Will You prolong Your anger to all generations?
6 Will You not revive us again,
That Your people may rejoice in You?
7 Show us Your mercy, LORD,
And grant us Your salvation.
8 I will hear what God the LORD will speak,
For He will speak peace
To His people and to His saints;
But let them not turn back to folly.
9 Surely His salvation is near to those who fear Him,
That glory may dwell in our land.
10 Mercy and truth have met together;
Righteousness and peace have kissed.
11 Truth shall spring out of the earth,
And righteousness shall look down from heaven.
12 Yes, the LORD will give what is good;
And our land will yield its increase.
13 Righteousness will go before Him,
And shall make His footsteps our pathway.
The words of this Psalm have led many scholars to place its writing at the time of the return from Babylonian exile. The references to a return to the land do make sense in that context, and David is not named as its author. You may recall in Ezra and Nehemiah how zealous for God the people of Israel were during this period.

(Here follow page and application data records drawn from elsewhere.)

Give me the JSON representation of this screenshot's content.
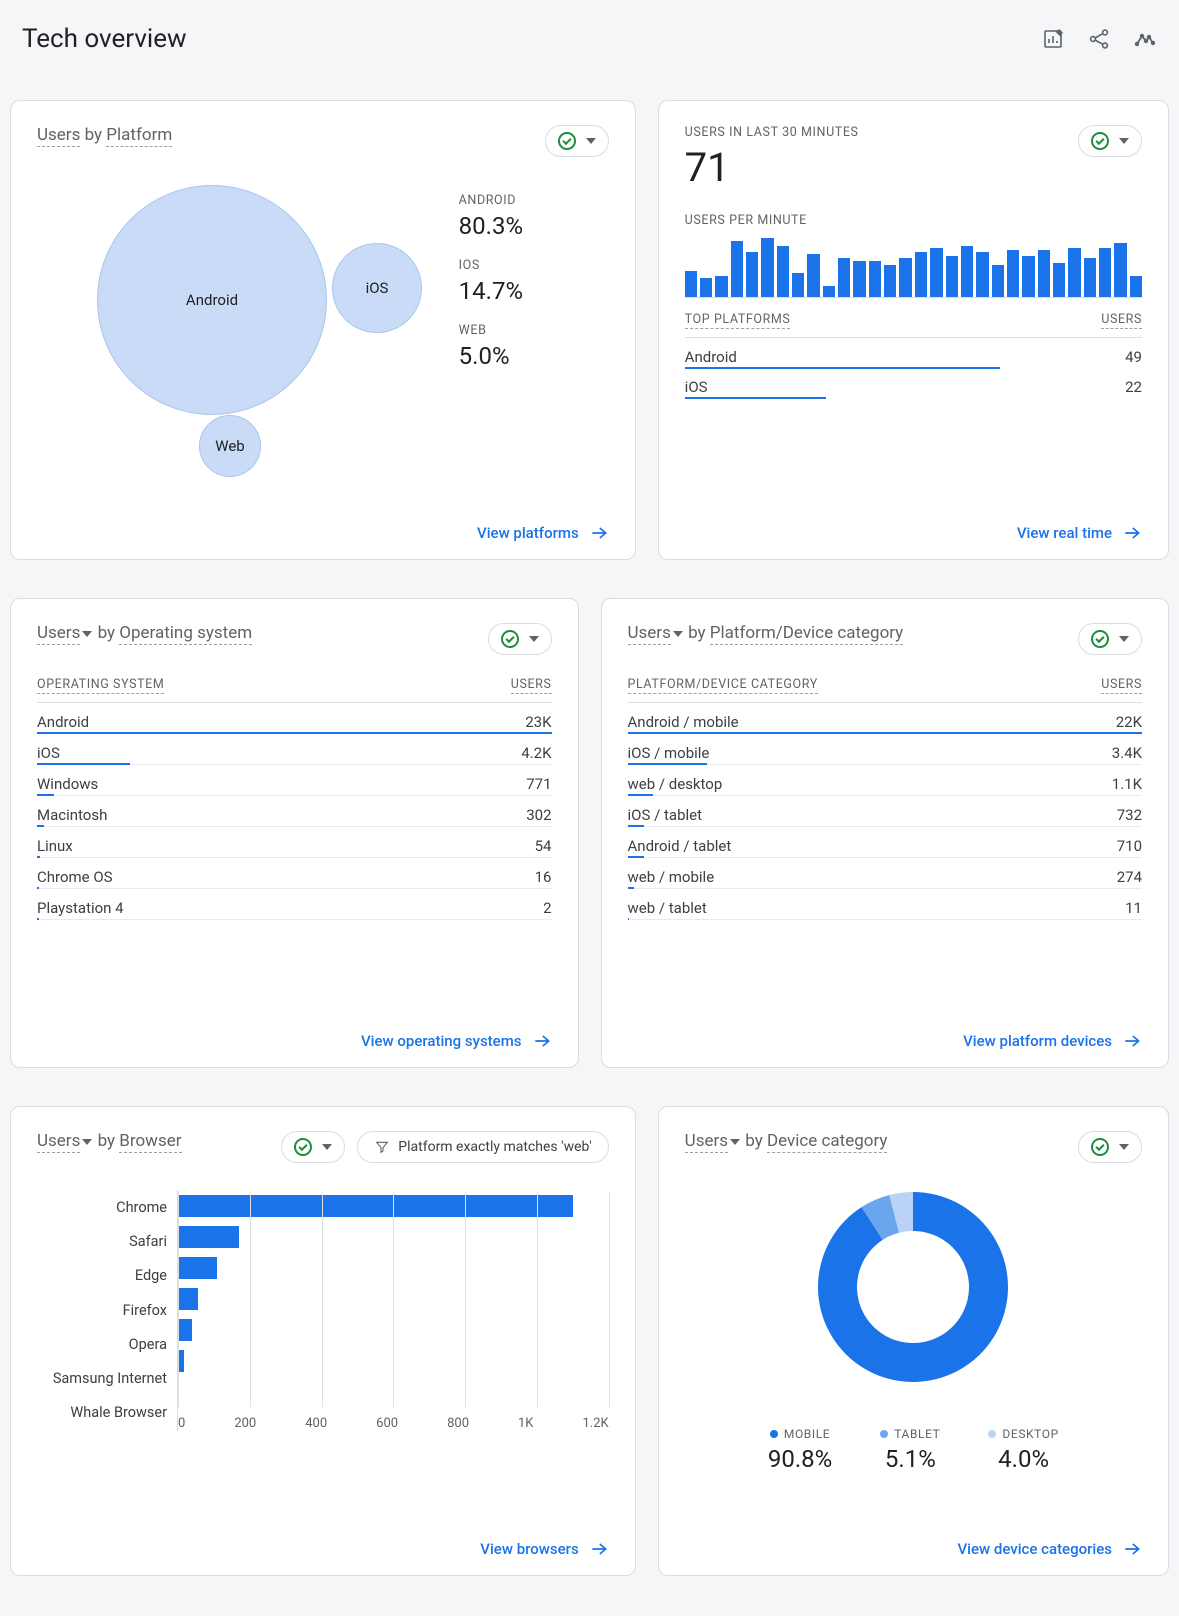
{
  "page_title": "Tech overview",
  "card_platform": {
    "title_metric": "Users",
    "title_by": " by ",
    "title_dim": "Platform",
    "items": [
      {
        "label": "ANDROID",
        "value": "80.3%",
        "bubble_label": "Android",
        "bubble_d": 230,
        "bubble_x": 60,
        "bubble_y": 20
      },
      {
        "label": "IOS",
        "value": "14.7%",
        "bubble_label": "iOS",
        "bubble_d": 90,
        "bubble_x": 295,
        "bubble_y": 78
      },
      {
        "label": "WEB",
        "value": "5.0%",
        "bubble_label": "Web",
        "bubble_d": 62,
        "bubble_x": 162,
        "bubble_y": 250
      }
    ],
    "footer": "View platforms"
  },
  "card_realtime": {
    "label1": "USERS IN LAST 30 MINUTES",
    "count": "71",
    "label2": "USERS PER MINUTE",
    "bars": [
      24,
      18,
      20,
      52,
      42,
      55,
      48,
      22,
      40,
      10,
      36,
      34,
      34,
      30,
      36,
      42,
      46,
      38,
      48,
      42,
      30,
      44,
      38,
      44,
      32,
      46,
      36,
      46,
      50,
      20
    ],
    "top_head_left": "TOP PLATFORMS",
    "top_head_right": "USERS",
    "rows": [
      {
        "label": "Android",
        "value": "49",
        "bar_pct": 69
      },
      {
        "label": "iOS",
        "value": "22",
        "bar_pct": 31
      }
    ],
    "footer": "View real time"
  },
  "card_os": {
    "title_metric": "Users",
    "title_by": " by ",
    "title_dim": "Operating system",
    "head_left": "OPERATING SYSTEM",
    "head_right": "USERS",
    "rows": [
      {
        "label": "Android",
        "value": "23K",
        "bar_pct": 100
      },
      {
        "label": "iOS",
        "value": "4.2K",
        "bar_pct": 18
      },
      {
        "label": "Windows",
        "value": "771",
        "bar_pct": 3.4
      },
      {
        "label": "Macintosh",
        "value": "302",
        "bar_pct": 1.3
      },
      {
        "label": "Linux",
        "value": "54",
        "bar_pct": 0.6
      },
      {
        "label": "Chrome OS",
        "value": "16",
        "bar_pct": 0.4
      },
      {
        "label": "Playstation 4",
        "value": "2",
        "bar_pct": 0.3
      }
    ],
    "footer": "View operating systems"
  },
  "card_platdev": {
    "title_metric": "Users",
    "title_by": " by ",
    "title_dim": "Platform/Device category",
    "head_left": "PLATFORM/DEVICE CATEGORY",
    "head_right": "USERS",
    "rows": [
      {
        "label": "Android / mobile",
        "value": "22K",
        "bar_pct": 100
      },
      {
        "label": "iOS / mobile",
        "value": "3.4K",
        "bar_pct": 15.5
      },
      {
        "label": "web / desktop",
        "value": "1.1K",
        "bar_pct": 5
      },
      {
        "label": "iOS / tablet",
        "value": "732",
        "bar_pct": 3.3
      },
      {
        "label": "Android / tablet",
        "value": "710",
        "bar_pct": 3.2
      },
      {
        "label": "web / mobile",
        "value": "274",
        "bar_pct": 1.2
      },
      {
        "label": "web / tablet",
        "value": "11",
        "bar_pct": 0.3
      }
    ],
    "footer": "View platform devices"
  },
  "card_browser": {
    "title_metric": "Users",
    "title_by": " by ",
    "title_dim": "Browser",
    "filter_text": "Platform exactly matches 'web'",
    "rows": [
      {
        "label": "Chrome",
        "value": 1100
      },
      {
        "label": "Safari",
        "value": 170
      },
      {
        "label": "Edge",
        "value": 110
      },
      {
        "label": "Firefox",
        "value": 55
      },
      {
        "label": "Opera",
        "value": 38
      },
      {
        "label": "Samsung Internet",
        "value": 16
      },
      {
        "label": "Whale Browser",
        "value": 4
      }
    ],
    "ticks": [
      "0",
      "200",
      "400",
      "600",
      "800",
      "1K",
      "1.2K"
    ],
    "max": 1200,
    "footer": "View browsers"
  },
  "card_device": {
    "title_metric": "Users",
    "title_by": " by ",
    "title_dim": "Device category",
    "items": [
      {
        "label": "MOBILE",
        "value": "90.8%",
        "color": "#1a73e8",
        "num": 90.8
      },
      {
        "label": "TABLET",
        "value": "5.1%",
        "color": "#6ba5ee",
        "num": 5.1
      },
      {
        "label": "DESKTOP",
        "value": "4.0%",
        "color": "#b9d2f6",
        "num": 4.0
      }
    ],
    "footer": "View device categories"
  },
  "chart_data": [
    {
      "type": "bubble",
      "title": "Users by Platform",
      "series": [
        {
          "name": "Android",
          "value": 80.3
        },
        {
          "name": "iOS",
          "value": 14.7
        },
        {
          "name": "Web",
          "value": 5.0
        }
      ]
    },
    {
      "type": "bar",
      "title": "Users per minute (last 30)",
      "values": [
        24,
        18,
        20,
        52,
        42,
        55,
        48,
        22,
        40,
        10,
        36,
        34,
        34,
        30,
        36,
        42,
        46,
        38,
        48,
        42,
        30,
        44,
        38,
        44,
        32,
        46,
        36,
        46,
        50,
        20
      ]
    },
    {
      "type": "bar",
      "title": "Users by Browser",
      "orientation": "horizontal",
      "categories": [
        "Chrome",
        "Safari",
        "Edge",
        "Firefox",
        "Opera",
        "Samsung Internet",
        "Whale Browser"
      ],
      "values": [
        1100,
        170,
        110,
        55,
        38,
        16,
        4
      ],
      "xlim": [
        0,
        1200
      ],
      "xticks": [
        0,
        200,
        400,
        600,
        800,
        1000,
        1200
      ],
      "filter": "Platform exactly matches 'web'"
    },
    {
      "type": "pie",
      "title": "Users by Device category",
      "series": [
        {
          "name": "mobile",
          "value": 90.8
        },
        {
          "name": "tablet",
          "value": 5.1
        },
        {
          "name": "desktop",
          "value": 4.0
        }
      ],
      "style": "donut"
    },
    {
      "type": "table",
      "title": "Users by Operating system",
      "columns": [
        "Operating system",
        "Users"
      ],
      "rows": [
        [
          "Android",
          23000
        ],
        [
          "iOS",
          4200
        ],
        [
          "Windows",
          771
        ],
        [
          "Macintosh",
          302
        ],
        [
          "Linux",
          54
        ],
        [
          "Chrome OS",
          16
        ],
        [
          "Playstation 4",
          2
        ]
      ]
    },
    {
      "type": "table",
      "title": "Users by Platform/Device category",
      "columns": [
        "Platform/Device category",
        "Users"
      ],
      "rows": [
        [
          "Android / mobile",
          22000
        ],
        [
          "iOS / mobile",
          3400
        ],
        [
          "web / desktop",
          1100
        ],
        [
          "iOS / tablet",
          732
        ],
        [
          "Android / tablet",
          710
        ],
        [
          "web / mobile",
          274
        ],
        [
          "web / tablet",
          11
        ]
      ]
    },
    {
      "type": "table",
      "title": "Top platforms (last 30 min)",
      "columns": [
        "Platform",
        "Users"
      ],
      "rows": [
        [
          "Android",
          49
        ],
        [
          "iOS",
          22
        ]
      ]
    }
  ]
}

Click here to see the introduction to I Chronicles for more insight into this era. However, perhaps it is prophetic from David himself. No one knows for certain.
Jerusalem is quite a place (Psalm 87)
A Psalm of the sons of Korah. A Song.
1 ¶ His foundation is in the holy mountains.
2 The LORD loves the gates of Zion
More than all the dwellings of Jacob.
3 Glorious things are spoken of you,
O city of God!
4 “I will make mention of Rahab and Babylon to those who know Me;
Behold, O Philistia and Tyre, with Ethiopia:
‘This one was born there.’|”
5 And of Zion it will be said,
“This one and that one were born in her;
And the Most High Himself shall establish her.”
6 The LORD will record,
When He registers the peoples:
“This one was born there.”
7 Both the singers and the players on instruments say,
“All my springs are in you.”
It's the city God founded, and there is no city like it on the earth. Jerusalem is presented here as a city of prestige. "Holy mountains" (verse 1), "Zion" (verse 2) and "city of God" (verse 3) are all distinct references to Jerusalem as the center of worship. The name "Rahab" in verse 4 is a reference to Egypt as it is also in Psalm 89:10 (see notes). This definitely places this Psalm to have been written in a time period after David established Jerusalem as the home of the Ark of the Covenant (II Samuel 6, see notes). This Psalm goes prophetic in verse 3, indicating the future glory of Jerusalem as the central city of the world. This is certainly a reference to the fact that prophetic writings and utterances from the prophets place Jerusalem as the point on the earth from which the Messiah will reign and the Davidic throne will be established.